**Work order:**
Return the records below character for character.

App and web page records
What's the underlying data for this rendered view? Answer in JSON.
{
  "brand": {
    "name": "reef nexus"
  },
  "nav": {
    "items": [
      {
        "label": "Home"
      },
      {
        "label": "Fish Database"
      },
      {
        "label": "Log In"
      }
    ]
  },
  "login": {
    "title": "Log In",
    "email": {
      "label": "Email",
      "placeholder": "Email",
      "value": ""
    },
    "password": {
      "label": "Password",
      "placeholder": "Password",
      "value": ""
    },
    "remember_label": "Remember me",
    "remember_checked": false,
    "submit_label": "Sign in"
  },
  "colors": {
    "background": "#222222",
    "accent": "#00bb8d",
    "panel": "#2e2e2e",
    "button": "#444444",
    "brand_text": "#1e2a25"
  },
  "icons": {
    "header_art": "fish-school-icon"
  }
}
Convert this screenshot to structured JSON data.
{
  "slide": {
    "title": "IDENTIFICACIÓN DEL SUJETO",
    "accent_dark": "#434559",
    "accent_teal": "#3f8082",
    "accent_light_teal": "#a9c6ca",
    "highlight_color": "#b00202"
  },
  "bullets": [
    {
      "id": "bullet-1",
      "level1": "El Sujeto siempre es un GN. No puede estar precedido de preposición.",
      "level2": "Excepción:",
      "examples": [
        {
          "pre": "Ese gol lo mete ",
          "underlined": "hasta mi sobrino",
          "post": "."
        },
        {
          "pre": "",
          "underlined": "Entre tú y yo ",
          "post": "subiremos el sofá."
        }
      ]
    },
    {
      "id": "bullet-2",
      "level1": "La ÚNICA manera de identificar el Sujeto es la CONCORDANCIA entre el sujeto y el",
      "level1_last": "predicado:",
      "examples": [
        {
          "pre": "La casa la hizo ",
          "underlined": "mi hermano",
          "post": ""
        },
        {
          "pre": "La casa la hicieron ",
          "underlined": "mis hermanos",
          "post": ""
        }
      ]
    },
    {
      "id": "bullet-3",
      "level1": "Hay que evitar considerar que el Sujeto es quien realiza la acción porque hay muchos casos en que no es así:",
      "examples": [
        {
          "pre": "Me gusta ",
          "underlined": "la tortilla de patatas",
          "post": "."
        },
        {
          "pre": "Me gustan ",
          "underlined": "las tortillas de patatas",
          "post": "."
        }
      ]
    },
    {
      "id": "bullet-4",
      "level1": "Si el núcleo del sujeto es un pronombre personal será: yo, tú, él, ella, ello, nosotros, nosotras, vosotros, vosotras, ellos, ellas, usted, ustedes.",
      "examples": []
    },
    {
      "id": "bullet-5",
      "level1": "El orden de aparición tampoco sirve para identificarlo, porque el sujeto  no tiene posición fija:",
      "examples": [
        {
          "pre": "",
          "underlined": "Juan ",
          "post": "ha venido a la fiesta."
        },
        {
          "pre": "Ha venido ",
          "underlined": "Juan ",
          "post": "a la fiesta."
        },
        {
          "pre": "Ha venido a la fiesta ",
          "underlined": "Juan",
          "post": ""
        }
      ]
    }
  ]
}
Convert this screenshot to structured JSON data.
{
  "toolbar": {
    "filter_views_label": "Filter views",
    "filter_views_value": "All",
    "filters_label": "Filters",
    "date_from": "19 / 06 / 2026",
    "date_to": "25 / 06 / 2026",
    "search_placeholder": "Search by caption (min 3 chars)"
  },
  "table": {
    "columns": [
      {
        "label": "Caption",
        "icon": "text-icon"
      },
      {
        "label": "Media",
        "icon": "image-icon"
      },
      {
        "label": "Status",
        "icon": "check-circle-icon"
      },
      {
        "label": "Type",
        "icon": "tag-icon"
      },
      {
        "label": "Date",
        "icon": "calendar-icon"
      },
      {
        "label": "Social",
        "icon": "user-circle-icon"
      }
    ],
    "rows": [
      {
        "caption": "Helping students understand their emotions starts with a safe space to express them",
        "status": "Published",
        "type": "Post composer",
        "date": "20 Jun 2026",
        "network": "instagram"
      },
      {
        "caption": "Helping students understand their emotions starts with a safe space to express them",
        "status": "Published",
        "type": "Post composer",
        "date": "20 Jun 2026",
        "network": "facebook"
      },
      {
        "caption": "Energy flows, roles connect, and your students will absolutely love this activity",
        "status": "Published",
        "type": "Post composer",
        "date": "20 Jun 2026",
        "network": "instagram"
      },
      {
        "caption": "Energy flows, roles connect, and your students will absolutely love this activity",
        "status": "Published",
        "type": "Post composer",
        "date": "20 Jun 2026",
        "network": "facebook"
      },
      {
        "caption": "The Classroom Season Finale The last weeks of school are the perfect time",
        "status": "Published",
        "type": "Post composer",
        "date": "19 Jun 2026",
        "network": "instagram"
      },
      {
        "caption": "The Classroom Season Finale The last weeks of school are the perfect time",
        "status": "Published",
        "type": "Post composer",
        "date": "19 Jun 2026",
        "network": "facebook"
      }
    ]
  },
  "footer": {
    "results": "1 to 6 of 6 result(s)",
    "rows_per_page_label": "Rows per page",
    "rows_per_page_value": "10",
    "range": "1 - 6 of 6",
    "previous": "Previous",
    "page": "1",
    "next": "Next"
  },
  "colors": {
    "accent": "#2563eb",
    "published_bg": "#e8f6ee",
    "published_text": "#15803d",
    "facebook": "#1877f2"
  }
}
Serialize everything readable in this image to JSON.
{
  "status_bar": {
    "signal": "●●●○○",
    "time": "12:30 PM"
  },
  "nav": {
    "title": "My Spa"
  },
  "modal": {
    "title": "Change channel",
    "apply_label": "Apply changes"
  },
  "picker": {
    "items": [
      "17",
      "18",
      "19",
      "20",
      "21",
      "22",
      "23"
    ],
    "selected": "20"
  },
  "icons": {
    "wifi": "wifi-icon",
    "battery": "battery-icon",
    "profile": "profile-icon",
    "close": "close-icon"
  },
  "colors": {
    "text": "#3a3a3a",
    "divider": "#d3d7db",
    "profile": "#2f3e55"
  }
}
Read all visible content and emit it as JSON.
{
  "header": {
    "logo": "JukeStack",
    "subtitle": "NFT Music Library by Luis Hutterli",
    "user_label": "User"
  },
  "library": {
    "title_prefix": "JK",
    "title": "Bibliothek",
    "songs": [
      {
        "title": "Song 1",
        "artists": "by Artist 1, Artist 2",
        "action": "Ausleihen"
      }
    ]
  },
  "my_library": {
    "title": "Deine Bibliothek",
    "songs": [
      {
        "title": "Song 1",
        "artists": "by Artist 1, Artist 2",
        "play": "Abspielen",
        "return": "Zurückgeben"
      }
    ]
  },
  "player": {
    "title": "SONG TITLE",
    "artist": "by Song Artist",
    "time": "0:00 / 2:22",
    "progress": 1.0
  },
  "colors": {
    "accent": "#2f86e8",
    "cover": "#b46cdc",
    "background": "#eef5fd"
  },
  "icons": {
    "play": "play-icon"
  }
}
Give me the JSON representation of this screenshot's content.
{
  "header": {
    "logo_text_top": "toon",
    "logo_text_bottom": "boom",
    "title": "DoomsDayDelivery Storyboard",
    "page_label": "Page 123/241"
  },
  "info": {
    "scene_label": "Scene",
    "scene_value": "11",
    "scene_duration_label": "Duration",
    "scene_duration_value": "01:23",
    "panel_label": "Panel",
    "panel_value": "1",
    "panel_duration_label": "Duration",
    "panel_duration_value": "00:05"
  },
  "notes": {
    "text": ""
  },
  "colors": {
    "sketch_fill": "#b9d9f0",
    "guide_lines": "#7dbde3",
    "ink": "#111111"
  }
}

**Result for this exercise:**
What's the underlying data for this rendered view? Answer in JSON.
{
  "brand": {
    "name": "reef nexus"
  },
  "nav": {
    "items": [
      {
        "label": "Home"
      },
      {
        "label": "Fish Database"
      },
      {
        "label": "Log In"
      }
    ]
  },
  "login": {
    "title": "Log In",
    "email": {
      "label": "Email",
      "placeholder": "Email",
      "value": ""
    },
    "password": {
      "label": "Password",
      "placeholder": "Password",
      "value": ""
    },
    "remember_label": "Remember me",
    "remember_checked": false,
    "submit_label": "Sign in"
  },
  "colors": {
    "background": "#222222",
    "accent": "#00bb8d",
    "panel": "#2e2e2e",
    "button": "#444444",
    "brand_text": "#1e2a25"
  },
  "icons": {
    "header_art": "fish-school-icon"
  }
}
Convert this screenshot to structured JSON data.
{
  "slide": {
    "title": "IDENTIFICACIÓN DEL SUJETO",
    "accent_dark": "#434559",
    "accent_teal": "#3f8082",
    "accent_light_teal": "#a9c6ca",
    "highlight_color": "#b00202"
  },
  "bullets": [
    {
      "id": "bullet-1",
      "level1": "El Sujeto siempre es un GN. No puede estar precedido de preposición.",
      "level2": "Excepción:",
      "examples": [
        {
          "pre": "Ese gol lo mete ",
          "underlined": "hasta mi sobrino",
          "post": "."
        },
        {
          "pre": "",
          "underlined": "Entre tú y yo ",
          "post": "subiremos el sofá."
        }
      ]
    },
    {
      "id": "bullet-2",
      "level1": "La ÚNICA manera de identificar el Sujeto es la CONCORDANCIA entre el sujeto y el",
      "level1_last": "predicado:",
      "examples": [
        {
          "pre": "La casa la hizo ",
          "underlined": "mi hermano",
          "post": ""
        },
        {
          "pre": "La casa la hicieron ",
          "underlined": "mis hermanos",
          "post": ""
        }
      ]
    },
    {
      "id": "bullet-3",
      "level1": "Hay que evitar considerar que el Sujeto es quien realiza la acción porque hay muchos casos en que no es así:",
      "examples": [
        {
          "pre": "Me gusta ",
          "underlined": "la tortilla de patatas",
          "post": "."
        },
        {
          "pre": "Me gustan ",
          "underlined": "las tortillas de patatas",
          "post": "."
        }
      ]
    },
    {
      "id": "bullet-4",
      "level1": "Si el núcleo del sujeto es un pronombre personal será: yo, tú, él, ella, ello, nosotros, nosotras, vosotros, vosotras, ellos, ellas, usted, ustedes.",
      "examples": []
    },
    {
      "id": "bullet-5",
      "level1": "El orden de aparición tampoco sirve para identificarlo, porque el sujeto  no tiene posición fija:",
      "examples": [
        {
          "pre": "",
          "underlined": "Juan ",
          "post": "ha venido a la fiesta."
        },
        {
          "pre": "Ha venido ",
          "underlined": "Juan ",
          "post": "a la fiesta."
        },
        {
          "pre": "Ha venido a la fiesta ",
          "underlined": "Juan",
          "post": ""
        }
      ]
    }
  ]
}
Convert this screenshot to structured JSON data.
{
  "toolbar": {
    "filter_views_label": "Filter views",
    "filter_views_value": "All",
    "filters_label": "Filters",
    "date_from": "19 / 06 / 2026",
    "date_to": "25 / 06 / 2026",
    "search_placeholder": "Search by caption (min 3 chars)"
  },
  "table": {
    "columns": [
      {
        "label": "Caption",
        "icon": "text-icon"
      },
      {
        "label": "Media",
        "icon": "image-icon"
      },
      {
        "label": "Status",
        "icon": "check-circle-icon"
      },
      {
        "label": "Type",
        "icon": "tag-icon"
      },
      {
        "label": "Date",
        "icon": "calendar-icon"
      },
      {
        "label": "Social",
        "icon": "user-circle-icon"
      }
    ],
    "rows": [
      {
        "caption": "Helping students understand their emotions starts with a safe space to express them",
        "status": "Published",
        "type": "Post composer",
        "date": "20 Jun 2026",
        "network": "instagram"
      },
      {
        "caption": "Helping students understand their emotions starts with a safe space to express them",
        "status": "Published",
        "type": "Post composer",
        "date": "20 Jun 2026",
        "network": "facebook"
      },
      {
        "caption": "Energy flows, roles connect, and your students will absolutely love this activity",
        "status": "Published",
        "type": "Post composer",
        "date": "20 Jun 2026",
        "network": "instagram"
      },
      {
        "caption": "Energy flows, roles connect, and your students will absolutely love this activity",
        "status": "Published",
        "type": "Post composer",
        "date": "20 Jun 2026",
        "network": "facebook"
      },
      {
        "caption": "The Classroom Season Finale The last weeks of school are the perfect time",
        "status": "Published",
        "type": "Post composer",
        "date": "19 Jun 2026",
        "network": "instagram"
      },
      {
        "caption": "The Classroom Season Finale The last weeks of school are the perfect time",
        "status": "Published",
        "type": "Post composer",
        "date": "19 Jun 2026",
        "network": "facebook"
      }
    ]
  },
  "footer": {
    "results": "1 to 6 of 6 result(s)",
    "rows_per_page_label": "Rows per page",
    "rows_per_page_value": "10",
    "range": "1 - 6 of 6",
    "previous": "Previous",
    "page": "1",
    "next": "Next"
  },
  "colors": {
    "accent": "#2563eb",
    "published_bg": "#e8f6ee",
    "published_text": "#15803d",
    "facebook": "#1877f2"
  }
}
Serialize everything readable in this image to JSON.
{
  "status_bar": {
    "signal": "●●●○○",
    "time": "12:30 PM"
  },
  "nav": {
    "title": "My Spa"
  },
  "modal": {
    "title": "Change channel",
    "apply_label": "Apply changes"
  },
  "picker": {
    "items": [
      "17",
      "18",
      "19",
      "20",
      "21",
      "22",
      "23"
    ],
    "selected": "20"
  },
  "icons": {
    "wifi": "wifi-icon",
    "battery": "battery-icon",
    "profile": "profile-icon",
    "close": "close-icon"
  },
  "colors": {
    "text": "#3a3a3a",
    "divider": "#d3d7db",
    "profile": "#2f3e55"
  }
}
Read all visible content and emit it as JSON.
{
  "header": {
    "logo": "JukeStack",
    "subtitle": "NFT Music Library by Luis Hutterli",
    "user_label": "User"
  },
  "library": {
    "title_prefix": "JK",
    "title": "Bibliothek",
    "songs": [
      {
        "title": "Song 1",
        "artists": "by Artist 1, Artist 2",
        "action": "Ausleihen"
      }
    ]
  },
  "my_library": {
    "title": "Deine Bibliothek",
    "songs": [
      {
        "title": "Song 1",
        "artists": "by Artist 1, Artist 2",
        "play": "Abspielen",
        "return": "Zurückgeben"
      }
    ]
  },
  "player": {
    "title": "SONG TITLE",
    "artist": "by Song Artist",
    "time": "0:00 / 2:22",
    "progress": 1.0
  },
  "colors": {
    "accent": "#2f86e8",
    "cover": "#b46cdc",
    "background": "#eef5fd"
  },
  "icons": {
    "play": "play-icon"
  }
}
Give me the JSON representation of this screenshot's content.
{
  "header": {
    "logo_text_top": "toon",
    "logo_text_bottom": "boom",
    "title": "DoomsDayDelivery Storyboard",
    "page_label": "Page 123/241"
  },
  "info": {
    "scene_label": "Scene",
    "scene_value": "11",
    "scene_duration_label": "Duration",
    "scene_duration_value": "01:23",
    "panel_label": "Panel",
    "panel_value": "1",
    "panel_duration_label": "Duration",
    "panel_duration_value": "00:05"
  },
  "notes": {
    "text": ""
  },
  "colors": {
    "sketch_fill": "#b9d9f0",
    "guide_lines": "#7dbde3",
    "ink": "#111111"
  }
}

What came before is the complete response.